◆ Records to use
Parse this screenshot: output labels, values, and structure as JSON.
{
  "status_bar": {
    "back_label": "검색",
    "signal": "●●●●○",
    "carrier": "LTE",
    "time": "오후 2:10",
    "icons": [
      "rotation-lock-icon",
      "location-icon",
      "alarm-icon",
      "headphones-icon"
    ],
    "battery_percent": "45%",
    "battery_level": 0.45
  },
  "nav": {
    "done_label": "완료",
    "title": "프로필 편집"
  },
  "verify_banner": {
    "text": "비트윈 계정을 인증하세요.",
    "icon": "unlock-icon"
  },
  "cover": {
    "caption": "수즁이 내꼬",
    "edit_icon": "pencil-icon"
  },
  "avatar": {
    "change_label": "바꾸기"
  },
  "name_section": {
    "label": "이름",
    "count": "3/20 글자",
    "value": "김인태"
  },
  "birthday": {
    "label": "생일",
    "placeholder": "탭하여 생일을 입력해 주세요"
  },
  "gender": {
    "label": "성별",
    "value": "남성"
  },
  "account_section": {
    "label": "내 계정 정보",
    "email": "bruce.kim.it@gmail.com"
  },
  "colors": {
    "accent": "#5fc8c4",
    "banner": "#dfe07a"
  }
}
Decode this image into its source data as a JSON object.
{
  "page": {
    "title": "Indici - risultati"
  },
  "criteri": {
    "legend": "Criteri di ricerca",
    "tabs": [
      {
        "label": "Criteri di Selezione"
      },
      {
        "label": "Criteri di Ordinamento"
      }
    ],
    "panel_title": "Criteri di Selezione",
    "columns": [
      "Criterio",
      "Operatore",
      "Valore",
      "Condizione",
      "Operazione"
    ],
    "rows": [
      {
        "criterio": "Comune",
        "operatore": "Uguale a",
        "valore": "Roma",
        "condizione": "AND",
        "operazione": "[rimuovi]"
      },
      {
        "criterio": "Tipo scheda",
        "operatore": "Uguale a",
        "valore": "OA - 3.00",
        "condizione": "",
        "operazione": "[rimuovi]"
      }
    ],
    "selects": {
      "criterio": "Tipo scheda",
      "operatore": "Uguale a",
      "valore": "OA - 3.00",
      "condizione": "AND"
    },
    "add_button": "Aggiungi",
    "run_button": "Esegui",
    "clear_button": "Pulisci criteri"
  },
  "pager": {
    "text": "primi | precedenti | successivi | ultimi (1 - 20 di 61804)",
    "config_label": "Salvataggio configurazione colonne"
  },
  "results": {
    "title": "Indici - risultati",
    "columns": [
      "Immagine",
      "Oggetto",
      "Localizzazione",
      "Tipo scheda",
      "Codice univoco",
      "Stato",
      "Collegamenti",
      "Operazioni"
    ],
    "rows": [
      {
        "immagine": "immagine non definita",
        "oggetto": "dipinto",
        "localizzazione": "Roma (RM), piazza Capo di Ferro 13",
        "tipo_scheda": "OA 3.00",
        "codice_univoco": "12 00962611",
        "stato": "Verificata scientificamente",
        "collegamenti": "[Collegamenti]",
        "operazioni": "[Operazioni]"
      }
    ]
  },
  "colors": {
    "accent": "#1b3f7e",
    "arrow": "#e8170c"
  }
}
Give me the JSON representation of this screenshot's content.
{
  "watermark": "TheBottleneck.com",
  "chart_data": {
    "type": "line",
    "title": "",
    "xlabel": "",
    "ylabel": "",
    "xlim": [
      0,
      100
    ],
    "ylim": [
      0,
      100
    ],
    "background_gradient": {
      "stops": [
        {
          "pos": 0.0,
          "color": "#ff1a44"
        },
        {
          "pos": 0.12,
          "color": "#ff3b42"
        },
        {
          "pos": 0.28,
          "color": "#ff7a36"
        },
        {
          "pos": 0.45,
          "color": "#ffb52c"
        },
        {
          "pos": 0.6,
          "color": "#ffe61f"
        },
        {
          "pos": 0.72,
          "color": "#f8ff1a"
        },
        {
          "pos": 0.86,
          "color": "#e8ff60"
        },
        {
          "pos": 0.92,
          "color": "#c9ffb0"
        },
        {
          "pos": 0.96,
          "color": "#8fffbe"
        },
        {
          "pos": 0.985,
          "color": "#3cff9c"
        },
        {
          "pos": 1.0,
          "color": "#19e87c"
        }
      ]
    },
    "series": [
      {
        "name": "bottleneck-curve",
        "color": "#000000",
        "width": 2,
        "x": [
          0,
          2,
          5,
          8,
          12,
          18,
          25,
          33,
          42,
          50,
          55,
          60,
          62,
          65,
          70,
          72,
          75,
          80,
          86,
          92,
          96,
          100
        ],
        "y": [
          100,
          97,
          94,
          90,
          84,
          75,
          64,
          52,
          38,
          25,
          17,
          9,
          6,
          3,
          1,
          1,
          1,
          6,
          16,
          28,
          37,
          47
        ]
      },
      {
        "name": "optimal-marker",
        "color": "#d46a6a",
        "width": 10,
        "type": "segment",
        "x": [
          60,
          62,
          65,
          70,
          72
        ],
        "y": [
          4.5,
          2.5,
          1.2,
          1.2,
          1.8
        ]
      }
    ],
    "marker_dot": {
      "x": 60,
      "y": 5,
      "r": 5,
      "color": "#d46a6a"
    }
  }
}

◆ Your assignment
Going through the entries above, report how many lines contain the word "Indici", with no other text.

◆ Result of the task
2